COMPASS Statement and Resources for Addressing Police Violence

Like many of our peers, our passion for cell biology stems from our motivation to improve the world around us. When presenting research, many of us deliberately begin with statistics on who is impacted by the disease studied and describe how their research might lead to improved care and treatment. This logic of improvement through curiosity and deeper understanding of biology pervades biology research. Working with ASCB, this drive to better the world is doubled, by bettering the lives of researchers themselves: graduate students and postdocs are the current hands-on workforce and the next generation of researchers. Our efforts are integral to research performed around the country and the world.

Although our focus recently has been on the disruption of our research due to the pandemic, the past two weeks turned our attention to another effort to improve the world for black citizens. This effort and the pain through which it was born have correctly focused national attention on the multigenerational violence perpetrated against black people in every corner of the United States. We’ve been forced to consider, not for the first time, how our chosen careers to improve lives all around us operate inside a broad system of injustices perpetrated on black and brown bodies. Like many of our peers, we feel that now is the time to listen and amplify voices other than our own. Now is the time to make sure our peers know what ethics we support, and a time to consider how our privilege to improve the lives of others, not through our scientific research but by advocating, allying, donating, and (perhaps most of all) supporting new legislation.

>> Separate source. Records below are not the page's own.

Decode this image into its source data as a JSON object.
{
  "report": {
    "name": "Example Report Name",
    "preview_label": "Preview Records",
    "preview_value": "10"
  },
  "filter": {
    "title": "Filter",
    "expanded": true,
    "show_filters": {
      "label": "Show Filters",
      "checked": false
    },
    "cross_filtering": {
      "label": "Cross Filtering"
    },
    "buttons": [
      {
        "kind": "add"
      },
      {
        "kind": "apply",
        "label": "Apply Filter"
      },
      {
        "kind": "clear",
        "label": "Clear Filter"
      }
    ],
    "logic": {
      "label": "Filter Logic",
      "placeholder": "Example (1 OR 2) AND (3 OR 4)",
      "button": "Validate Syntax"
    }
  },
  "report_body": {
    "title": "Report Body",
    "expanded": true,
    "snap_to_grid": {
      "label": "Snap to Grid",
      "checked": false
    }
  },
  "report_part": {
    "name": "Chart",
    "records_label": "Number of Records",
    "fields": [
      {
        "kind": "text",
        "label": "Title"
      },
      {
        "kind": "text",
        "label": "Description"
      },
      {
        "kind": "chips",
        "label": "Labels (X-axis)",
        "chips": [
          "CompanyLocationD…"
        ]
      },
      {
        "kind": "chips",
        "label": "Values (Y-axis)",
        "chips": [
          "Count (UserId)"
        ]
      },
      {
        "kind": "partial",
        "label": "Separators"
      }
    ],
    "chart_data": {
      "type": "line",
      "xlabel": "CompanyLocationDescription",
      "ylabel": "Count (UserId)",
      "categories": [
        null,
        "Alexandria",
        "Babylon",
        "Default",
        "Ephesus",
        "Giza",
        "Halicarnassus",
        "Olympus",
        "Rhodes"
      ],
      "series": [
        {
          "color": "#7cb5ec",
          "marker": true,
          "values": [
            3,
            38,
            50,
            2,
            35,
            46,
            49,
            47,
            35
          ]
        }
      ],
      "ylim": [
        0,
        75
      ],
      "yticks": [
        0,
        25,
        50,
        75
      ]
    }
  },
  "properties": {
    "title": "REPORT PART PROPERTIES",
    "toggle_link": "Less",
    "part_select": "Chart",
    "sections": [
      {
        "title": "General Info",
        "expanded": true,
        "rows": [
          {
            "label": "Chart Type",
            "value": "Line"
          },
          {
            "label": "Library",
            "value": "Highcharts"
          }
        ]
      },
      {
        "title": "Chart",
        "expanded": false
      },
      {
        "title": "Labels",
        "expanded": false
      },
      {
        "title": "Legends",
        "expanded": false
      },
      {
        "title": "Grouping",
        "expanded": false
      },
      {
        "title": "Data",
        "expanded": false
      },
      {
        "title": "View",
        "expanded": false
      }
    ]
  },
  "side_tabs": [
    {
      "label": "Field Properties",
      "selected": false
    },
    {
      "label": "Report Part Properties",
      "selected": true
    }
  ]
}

These questions, of policing and race, of how this country has chosen to ensure the safety of its citizens, as well as the questions of how, when, and upon whom violence by the state is perpetrated, can no longer be circumscribed to particular venues or particular communities. We cannot not respond, even here in a blog post for a cell biology society. The violence we have all seen, by now many times over, leaves no room for silence.

First, for those of us who are U.S. citizens, we can vote to change how the police operate in our communities. While this is a moment of national urgency, it is a moment for local action because police departments are funded and regulated at the local level. Use your voice in your city to demand change in policing tactics. You can check what legislation your state has and has not put in place using data-based research national advocacy organizations like Campaign Zero and their policy proposal project “8 can’t wait.” For data on police violence and studies on how to reduce it, see the Mapping Police Violence project.

Another way some labs are showing their support is through donations to advocacy organizations. As graduate students and postdocs, we may not have the money to donate ourselves, but we can start a conversation in our research groups about donating to a cause. Talk to your PI about how personal funds they may have used to host a holiday celebration or a happy hour can be repurposed as a donation, or ask willing members to donate and pool money together. You can discuss worthy organizations to donate to with your colleagues. Some organizations to consider include the Black Lives Matter Movement, Black Visions Collective, Reclaim the Block, Black Futures Lab, and Campaign Zero, mentioned above. This list is only some of the organizations accepting donations. We encourage you to do your own research and find other organizations that reflect how you want to support the black community.

Finally, you can do something scientists do best a literature review. You can read books to educate yourself on racism against minorities, and maybe even start a book club. Some books to investigate are:

  • White Fragility by Robin Diangelo
  • How to be an Antiracist by Ibram X. Kennedy
  • I’m Still Here: Black Dignity in a World Made for Whiteness by Austin Channing Brown
  • An Indigenous Peoples’ History of the United States by Roxanne Dunbar-Ortiz
  • The Making of Asian America: A History by Erika Lee
  • So You Want to Talk about Race by Ijeamo Oluo
  • An African American and LatinX History of the United States by Paul Ortiz
  • The Other Slavery: The Uncovered Story of Indian Enslavement in America by Andres Resendez
  • Me and White Supremacy: Combat Racism, Change the World, and Become a Good Ancestor by Layla F. Saad

This list is not all-inclusive. There are endless opportunities to support minorities in the United States. As trainees in a highly diverse field, we have the opportunity to make real change. We are the next generation of scientists, voters, political leaders, and much more. We must educate ourselves and act. Silence is compliance.

The views and opinions expressed in this blog are the views of the author(s) and do not represent the official policy or position of ASCB.

About the Author:

The goals of the Committee for Postdocs and Students (COMPASS) are to create programming and resources that directly address the training and career development needs of graduate students and postdocs, promote opportunities for science advocacy and outreach that facilitate active engagement between young scientists and society, increase the visibility of student and postdoc perspectives within the ASCB by authoring content for society publications and the ASCB website, and foster community and connection between young scientist members of ASCB.